> _THE PROBLEM_: Would you return the listing exactly as written, apart from its pictures?

==== GIVEN RECORDS

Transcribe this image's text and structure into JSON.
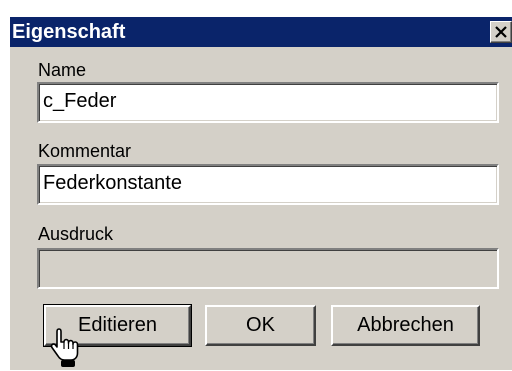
{
  "dialog": {
    "title": "Eigenschaft",
    "close_icon": "close-icon"
  },
  "fields": {
    "name_label": "Name",
    "name_value": "c_Feder",
    "comment_label": "Kommentar",
    "comment_value": "Federkonstante",
    "expression_label": "Ausdruck",
    "expression_value": ""
  },
  "buttons": {
    "edit_label": "Editieren",
    "ok_label": "OK",
    "cancel_label": "Abbrechen"
  },
  "cursor": {
    "icon": "hand-pointer-icon"
  }
}
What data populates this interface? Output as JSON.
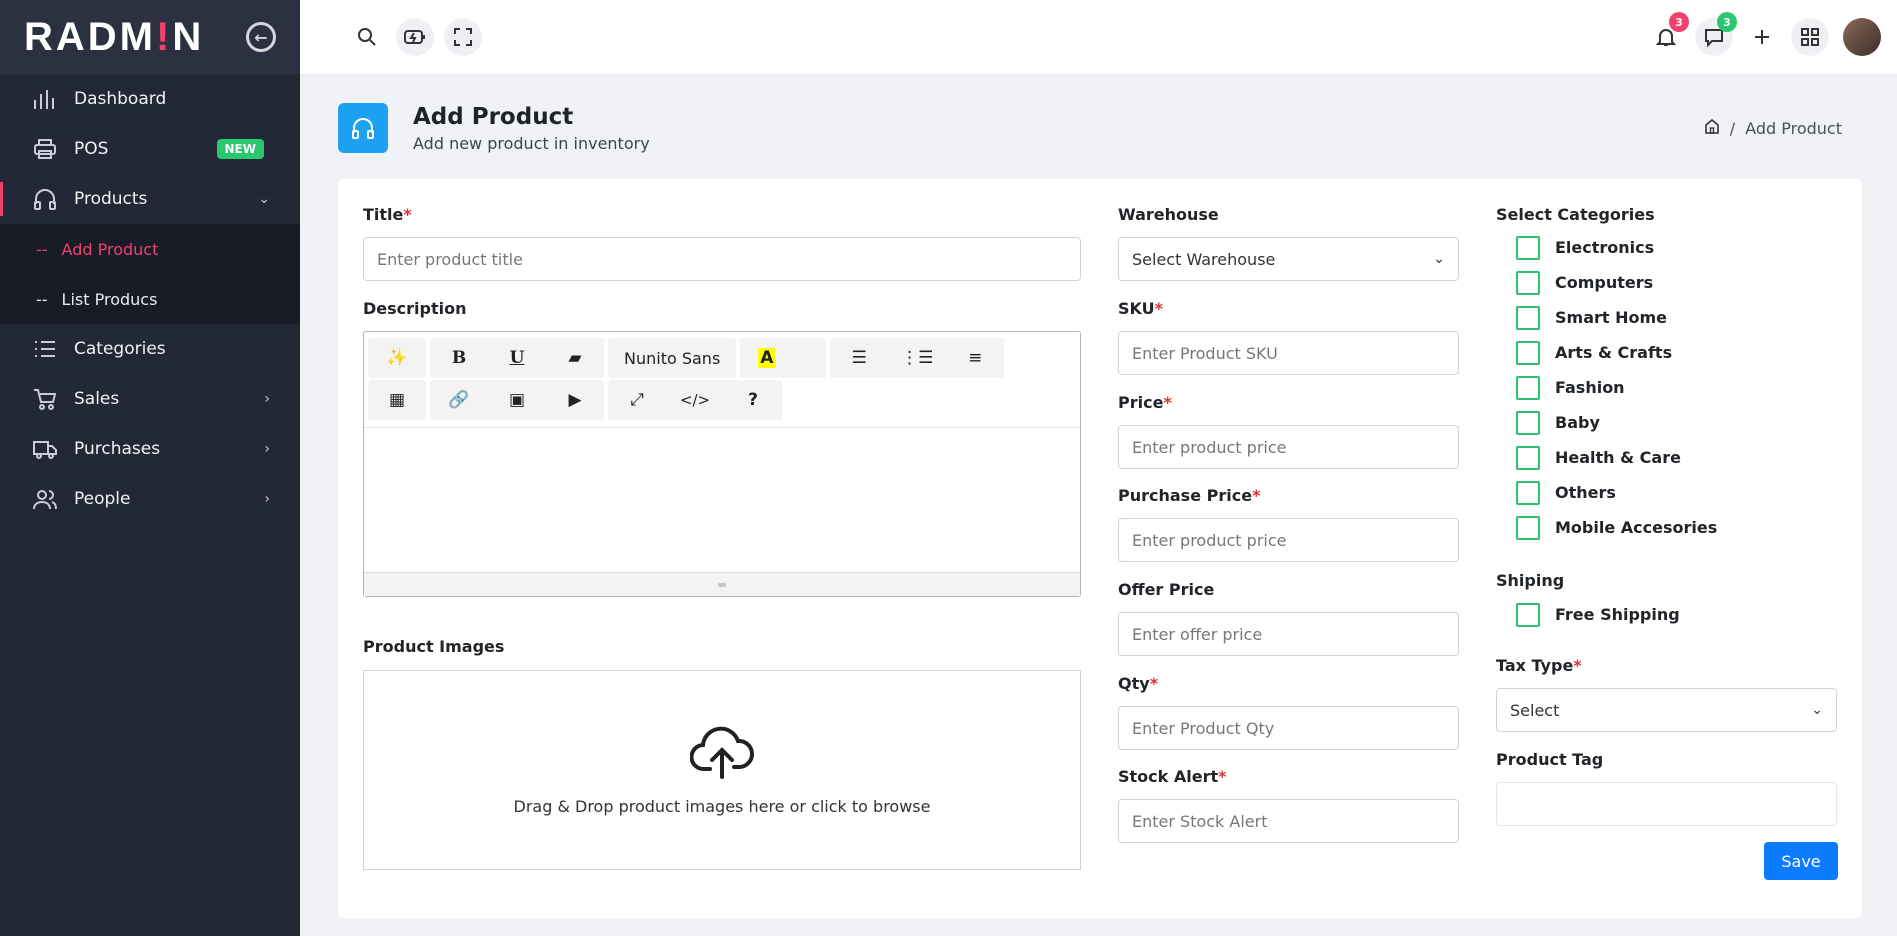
{
  "sidebar": {
    "logo": {
      "part1": "RADM",
      "dot": "!",
      "part2": "N"
    },
    "items": [
      {
        "label": "Dashboard"
      },
      {
        "label": "POS",
        "badge": "NEW"
      },
      {
        "label": "Products"
      },
      {
        "label": "Categories"
      },
      {
        "label": "Sales"
      },
      {
        "label": "Purchases"
      },
      {
        "label": "People"
      }
    ],
    "sub_items": [
      {
        "label": "Add Product"
      },
      {
        "label": "List Producs"
      }
    ]
  },
  "topbar": {
    "notifications_count": "3",
    "messages_count": "3"
  },
  "page": {
    "title": "Add Product",
    "subtitle": "Add new product in inventory",
    "breadcrumb_current": "Add Product"
  },
  "form": {
    "title_label": "Title",
    "title_placeholder": "Enter product title",
    "description_label": "Description",
    "editor_font": "Nunito Sans",
    "images_label": "Product Images",
    "dropzone_text": "Drag & Drop product images here or click to browse",
    "warehouse_label": "Warehouse",
    "warehouse_value": "Select Warehouse",
    "sku_label": "SKU",
    "sku_placeholder": "Enter Product SKU",
    "price_label": "Price",
    "price_placeholder": "Enter product price",
    "purchase_price_label": "Purchase Price",
    "purchase_price_placeholder": "Enter product price",
    "offer_price_label": "Offer Price",
    "offer_price_placeholder": "Enter offer price",
    "qty_label": "Qty",
    "qty_placeholder": "Enter Product Qty",
    "stock_alert_label": "Stock Alert",
    "stock_alert_placeholder": "Enter Stock Alert",
    "categories_label": "Select Categories",
    "categories": [
      "Electronics",
      "Computers",
      "Smart Home",
      "Arts & Crafts",
      "Fashion",
      "Baby",
      "Health & Care",
      "Others",
      "Mobile Accesories"
    ],
    "shipping_label": "Shiping",
    "free_shipping_label": "Free Shipping",
    "tax_type_label": "Tax Type",
    "tax_type_value": "Select",
    "product_tag_label": "Product Tag",
    "save_label": "Save"
  },
  "colors": {
    "accent": "#f1416c",
    "primary": "#0d7bff",
    "success": "#29c76f",
    "info": "#1da1f2"
  }
}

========

> _OUTPUT OF THE EXERCISE_:
Transcribe this image's text and structure into JSON.
{
  "dialog": {
    "title": "Eigenschaft",
    "close_icon": "close-icon"
  },
  "fields": {
    "name_label": "Name",
    "name_value": "c_Feder",
    "comment_label": "Kommentar",
    "comment_value": "Federkonstante",
    "expression_label": "Ausdruck",
    "expression_value": ""
  },
  "buttons": {
    "edit_label": "Editieren",
    "ok_label": "OK",
    "cancel_label": "Abbrechen"
  },
  "cursor": {
    "icon": "hand-pointer-icon"
  }
}
What data populates this interface? Output as JSON.
{
  "sidebar": {
    "logo": {
      "part1": "RADM",
      "dot": "!",
      "part2": "N"
    },
    "items": [
      {
        "label": "Dashboard"
      },
      {
        "label": "POS",
        "badge": "NEW"
      },
      {
        "label": "Products"
      },
      {
        "label": "Categories"
      },
      {
        "label": "Sales"
      },
      {
        "label": "Purchases"
      },
      {
        "label": "People"
      }
    ],
    "sub_items": [
      {
        "label": "Add Product"
      },
      {
        "label": "List Producs"
      }
    ]
  },
  "topbar": {
    "notifications_count": "3",
    "messages_count": "3"
  },
  "page": {
    "title": "Add Product",
    "subtitle": "Add new product in inventory",
    "breadcrumb_current": "Add Product"
  },
  "form": {
    "title_label": "Title",
    "title_placeholder": "Enter product title",
    "description_label": "Description",
    "editor_font": "Nunito Sans",
    "images_label": "Product Images",
    "dropzone_text": "Drag & Drop product images here or click to browse",
    "warehouse_label": "Warehouse",
    "warehouse_value": "Select Warehouse",
    "sku_label": "SKU",
    "sku_placeholder": "Enter Product SKU",
    "price_label": "Price",
    "price_placeholder": "Enter product price",
    "purchase_price_label": "Purchase Price",
    "purchase_price_placeholder": "Enter product price",
    "offer_price_label": "Offer Price",
    "offer_price_placeholder": "Enter offer price",
    "qty_label": "Qty",
    "qty_placeholder": "Enter Product Qty",
    "stock_alert_label": "Stock Alert",
    "stock_alert_placeholder": "Enter Stock Alert",
    "categories_label": "Select Categories",
    "categories": [
      "Electronics",
      "Computers",
      "Smart Home",
      "Arts & Crafts",
      "Fashion",
      "Baby",
      "Health & Care",
      "Others",
      "Mobile Accesories"
    ],
    "shipping_label": "Shiping",
    "free_shipping_label": "Free Shipping",
    "tax_type_label": "Tax Type",
    "tax_type_value": "Select",
    "product_tag_label": "Product Tag",
    "save_label": "Save"
  },
  "colors": {
    "accent": "#f1416c",
    "primary": "#0d7bff",
    "success": "#29c76f",
    "info": "#1da1f2"
  }
}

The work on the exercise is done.